## Exercise goal
Find and copy every line in the records that includes the string "thumb".

Records from a data collection
- - - -
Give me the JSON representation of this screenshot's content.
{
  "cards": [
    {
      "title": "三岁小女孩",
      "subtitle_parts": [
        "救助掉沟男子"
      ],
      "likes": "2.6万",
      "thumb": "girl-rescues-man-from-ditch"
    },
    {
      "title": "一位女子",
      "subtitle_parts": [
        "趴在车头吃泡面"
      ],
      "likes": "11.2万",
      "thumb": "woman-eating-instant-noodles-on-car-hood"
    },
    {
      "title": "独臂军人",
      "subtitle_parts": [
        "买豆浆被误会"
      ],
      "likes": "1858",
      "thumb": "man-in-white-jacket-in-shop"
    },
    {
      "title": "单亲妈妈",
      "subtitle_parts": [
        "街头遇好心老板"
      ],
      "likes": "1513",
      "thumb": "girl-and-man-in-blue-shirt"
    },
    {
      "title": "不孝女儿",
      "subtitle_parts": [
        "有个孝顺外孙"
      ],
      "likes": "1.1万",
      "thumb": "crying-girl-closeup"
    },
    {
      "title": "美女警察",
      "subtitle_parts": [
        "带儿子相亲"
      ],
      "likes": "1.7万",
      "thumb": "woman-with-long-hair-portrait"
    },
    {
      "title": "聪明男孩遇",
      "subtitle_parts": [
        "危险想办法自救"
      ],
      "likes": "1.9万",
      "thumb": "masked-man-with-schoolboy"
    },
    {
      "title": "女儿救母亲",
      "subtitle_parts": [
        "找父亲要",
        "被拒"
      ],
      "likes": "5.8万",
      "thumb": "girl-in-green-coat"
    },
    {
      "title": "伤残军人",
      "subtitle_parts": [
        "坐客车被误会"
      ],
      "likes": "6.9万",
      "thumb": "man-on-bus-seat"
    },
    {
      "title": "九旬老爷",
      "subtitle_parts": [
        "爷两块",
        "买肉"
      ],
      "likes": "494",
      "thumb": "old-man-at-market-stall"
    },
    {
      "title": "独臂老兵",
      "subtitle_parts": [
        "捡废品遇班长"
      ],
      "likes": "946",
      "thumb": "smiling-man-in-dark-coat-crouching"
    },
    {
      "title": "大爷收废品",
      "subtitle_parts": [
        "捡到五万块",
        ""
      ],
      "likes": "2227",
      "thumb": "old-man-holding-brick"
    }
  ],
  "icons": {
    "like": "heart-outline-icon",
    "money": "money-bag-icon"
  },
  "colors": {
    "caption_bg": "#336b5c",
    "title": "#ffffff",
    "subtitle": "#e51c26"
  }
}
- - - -
## Reply to the task
      "thumb": "girl-rescues-man-from-ditch"
      "thumb": "woman-eating-instant-noodles-on-car-hood"
      "thumb": "man-in-white-jacket-in-shop"
      "thumb": "girl-and-man-in-blue-shirt"
      "thumb": "crying-girl-closeup"
      "thumb": "woman-with-long-hair-portrait"
      "thumb": "masked-man-with-schoolboy"
      "thumb": "girl-in-green-coat"
      "thumb": "man-on-bus-seat"
      "thumb": "old-man-at-market-stall"
      "thumb": "smiling-man-in-dark-coat-crouching"
      "thumb": "old-man-holding-brick"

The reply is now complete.